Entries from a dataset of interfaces
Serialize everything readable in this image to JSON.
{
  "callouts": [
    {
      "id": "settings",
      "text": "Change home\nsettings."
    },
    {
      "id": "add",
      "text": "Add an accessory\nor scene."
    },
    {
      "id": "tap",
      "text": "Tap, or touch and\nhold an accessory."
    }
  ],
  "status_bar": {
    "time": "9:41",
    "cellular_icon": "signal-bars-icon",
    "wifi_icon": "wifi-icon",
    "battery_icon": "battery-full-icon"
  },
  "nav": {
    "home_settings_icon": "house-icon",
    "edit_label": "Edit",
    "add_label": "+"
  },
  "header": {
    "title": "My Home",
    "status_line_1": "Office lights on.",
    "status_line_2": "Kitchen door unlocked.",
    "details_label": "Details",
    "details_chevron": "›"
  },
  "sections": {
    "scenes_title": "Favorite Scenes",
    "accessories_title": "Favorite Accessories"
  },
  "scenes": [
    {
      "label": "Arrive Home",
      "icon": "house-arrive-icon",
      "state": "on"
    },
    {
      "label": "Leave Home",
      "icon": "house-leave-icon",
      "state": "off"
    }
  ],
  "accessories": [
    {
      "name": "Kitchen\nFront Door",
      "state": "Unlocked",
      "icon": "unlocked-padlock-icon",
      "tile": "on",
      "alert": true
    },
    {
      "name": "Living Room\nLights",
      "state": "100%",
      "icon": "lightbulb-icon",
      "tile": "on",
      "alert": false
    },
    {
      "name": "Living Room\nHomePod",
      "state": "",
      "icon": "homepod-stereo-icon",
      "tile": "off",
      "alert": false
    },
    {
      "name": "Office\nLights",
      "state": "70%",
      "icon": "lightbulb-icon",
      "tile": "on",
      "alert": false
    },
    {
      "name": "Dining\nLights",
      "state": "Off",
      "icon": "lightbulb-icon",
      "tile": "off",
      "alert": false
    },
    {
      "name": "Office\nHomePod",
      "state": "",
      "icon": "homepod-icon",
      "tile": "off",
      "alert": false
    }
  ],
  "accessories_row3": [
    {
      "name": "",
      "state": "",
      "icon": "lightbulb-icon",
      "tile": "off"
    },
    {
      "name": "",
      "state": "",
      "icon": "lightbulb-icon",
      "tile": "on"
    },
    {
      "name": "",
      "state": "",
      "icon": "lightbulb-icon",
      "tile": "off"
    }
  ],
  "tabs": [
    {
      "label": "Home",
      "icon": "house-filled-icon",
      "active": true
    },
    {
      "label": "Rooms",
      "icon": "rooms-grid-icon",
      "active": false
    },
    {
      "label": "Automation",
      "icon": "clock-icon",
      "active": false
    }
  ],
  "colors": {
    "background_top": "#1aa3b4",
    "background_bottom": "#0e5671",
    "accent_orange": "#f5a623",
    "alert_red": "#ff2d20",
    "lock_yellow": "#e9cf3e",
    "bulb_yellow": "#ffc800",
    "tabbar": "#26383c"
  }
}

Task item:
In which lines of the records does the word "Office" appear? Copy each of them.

Your solution:
    "status_line_1": "Office lights on.",
      "name": "Office\nLights",
      "name": "Office\nHomePod",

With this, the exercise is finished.